    So, in your view, how does a rental property fit into a broader diversified portfolio? How would you measure the contribution of a leveraged and managed asset like this to a broad and diversified (and unlevered) portfolio of stocks and bonds?

    • Ben commented on Feb 21

      That’s a good question. I guess you would account for it just like a stock holding with a yield and include the net value in your asset allocation. But that’s kind of a tough one. I think it takes a certain kind of investor to be able to pull off rental investing. Not saying it can’t be done effectively but it’s not easy, and like you said,it involves leverage which can be dangerous if you don’t know what you’re doing.

      • Rob commented on Feb 21
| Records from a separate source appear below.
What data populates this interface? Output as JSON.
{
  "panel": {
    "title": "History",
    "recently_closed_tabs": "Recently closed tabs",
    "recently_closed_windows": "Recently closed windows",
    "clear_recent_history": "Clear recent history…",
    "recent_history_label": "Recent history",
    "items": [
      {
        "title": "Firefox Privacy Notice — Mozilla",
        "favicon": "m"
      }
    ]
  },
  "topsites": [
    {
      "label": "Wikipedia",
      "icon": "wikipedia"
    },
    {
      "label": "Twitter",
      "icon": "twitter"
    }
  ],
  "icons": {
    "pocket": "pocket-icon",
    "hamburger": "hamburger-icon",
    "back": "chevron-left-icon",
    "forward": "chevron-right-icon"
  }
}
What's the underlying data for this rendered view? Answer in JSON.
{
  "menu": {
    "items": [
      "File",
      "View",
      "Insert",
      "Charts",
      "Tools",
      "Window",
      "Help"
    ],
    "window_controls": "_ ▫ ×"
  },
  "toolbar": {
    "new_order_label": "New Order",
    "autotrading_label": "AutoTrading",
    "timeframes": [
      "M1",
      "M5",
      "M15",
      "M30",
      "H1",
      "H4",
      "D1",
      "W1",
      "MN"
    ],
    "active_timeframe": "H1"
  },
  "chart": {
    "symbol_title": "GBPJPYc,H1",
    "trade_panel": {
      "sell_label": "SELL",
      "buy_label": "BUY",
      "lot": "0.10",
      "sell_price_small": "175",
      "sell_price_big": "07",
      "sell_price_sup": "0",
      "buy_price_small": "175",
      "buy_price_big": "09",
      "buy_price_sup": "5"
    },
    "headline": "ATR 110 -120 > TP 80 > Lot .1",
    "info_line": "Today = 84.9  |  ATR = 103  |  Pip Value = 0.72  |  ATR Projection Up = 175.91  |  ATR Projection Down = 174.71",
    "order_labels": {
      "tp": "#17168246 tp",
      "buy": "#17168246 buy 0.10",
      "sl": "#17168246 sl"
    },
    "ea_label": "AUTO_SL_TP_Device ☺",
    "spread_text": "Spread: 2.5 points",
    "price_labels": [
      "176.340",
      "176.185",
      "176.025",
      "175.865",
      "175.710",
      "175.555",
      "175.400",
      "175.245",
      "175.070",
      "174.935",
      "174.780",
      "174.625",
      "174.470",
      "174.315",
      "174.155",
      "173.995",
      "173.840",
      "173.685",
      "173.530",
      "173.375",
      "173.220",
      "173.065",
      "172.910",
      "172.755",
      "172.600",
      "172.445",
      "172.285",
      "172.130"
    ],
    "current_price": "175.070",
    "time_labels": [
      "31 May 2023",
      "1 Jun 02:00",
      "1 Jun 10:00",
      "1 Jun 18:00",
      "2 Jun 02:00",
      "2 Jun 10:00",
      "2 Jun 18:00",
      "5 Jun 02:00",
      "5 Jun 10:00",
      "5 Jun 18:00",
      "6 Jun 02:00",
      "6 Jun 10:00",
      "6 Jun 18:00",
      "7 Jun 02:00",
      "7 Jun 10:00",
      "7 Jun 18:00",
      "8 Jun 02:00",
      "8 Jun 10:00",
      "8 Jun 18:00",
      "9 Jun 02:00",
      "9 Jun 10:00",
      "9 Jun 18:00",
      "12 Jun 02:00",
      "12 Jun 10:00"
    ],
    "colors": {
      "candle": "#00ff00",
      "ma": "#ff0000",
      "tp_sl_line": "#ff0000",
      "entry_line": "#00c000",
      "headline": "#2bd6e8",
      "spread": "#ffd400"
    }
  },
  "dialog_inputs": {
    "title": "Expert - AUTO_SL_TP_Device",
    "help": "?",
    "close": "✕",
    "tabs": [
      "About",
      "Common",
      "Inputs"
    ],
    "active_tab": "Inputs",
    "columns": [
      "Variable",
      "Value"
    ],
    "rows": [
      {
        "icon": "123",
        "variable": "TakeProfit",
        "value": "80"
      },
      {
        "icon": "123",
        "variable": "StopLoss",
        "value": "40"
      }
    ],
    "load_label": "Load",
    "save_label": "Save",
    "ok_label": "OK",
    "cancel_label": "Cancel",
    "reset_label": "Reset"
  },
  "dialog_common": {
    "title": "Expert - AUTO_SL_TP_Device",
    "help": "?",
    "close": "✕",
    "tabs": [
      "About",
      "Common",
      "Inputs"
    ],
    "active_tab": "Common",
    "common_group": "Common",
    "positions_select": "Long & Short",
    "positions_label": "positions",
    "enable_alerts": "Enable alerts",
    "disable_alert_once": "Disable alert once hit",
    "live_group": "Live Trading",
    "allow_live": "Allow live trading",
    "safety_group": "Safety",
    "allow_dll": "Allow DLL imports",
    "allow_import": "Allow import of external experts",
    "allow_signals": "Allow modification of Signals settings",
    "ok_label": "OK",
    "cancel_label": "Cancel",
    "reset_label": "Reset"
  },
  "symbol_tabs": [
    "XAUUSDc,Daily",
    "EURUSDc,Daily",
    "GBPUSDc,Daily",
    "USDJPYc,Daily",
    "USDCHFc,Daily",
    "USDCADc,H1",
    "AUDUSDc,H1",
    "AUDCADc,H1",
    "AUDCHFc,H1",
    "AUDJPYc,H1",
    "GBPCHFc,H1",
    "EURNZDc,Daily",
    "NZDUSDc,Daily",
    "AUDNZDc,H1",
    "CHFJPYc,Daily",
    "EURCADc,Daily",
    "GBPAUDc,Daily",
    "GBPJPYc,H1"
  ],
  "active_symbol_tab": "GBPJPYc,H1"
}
        I’m curious, how would you look at this from an institutional investor’s point of view? Certainly institutional investors include alternative assets, like income producing real estate, in their portfolios. So, where do alternative assets like real estate, commodities, private equity, venture capital, etc. fit into a portfolio, in addition to stocks and bonds? How do you think about this?

        • Ben commented on Feb 22

          Good point, but you have to remembers that unless they’re making direct investments (only the largest fnds really do this), even insitutional real estate and PE funds are diversified to some extent in a handful of deals. With a rental property that’s a single asset. With a fund structure some of that diversifiable risk is taken care of.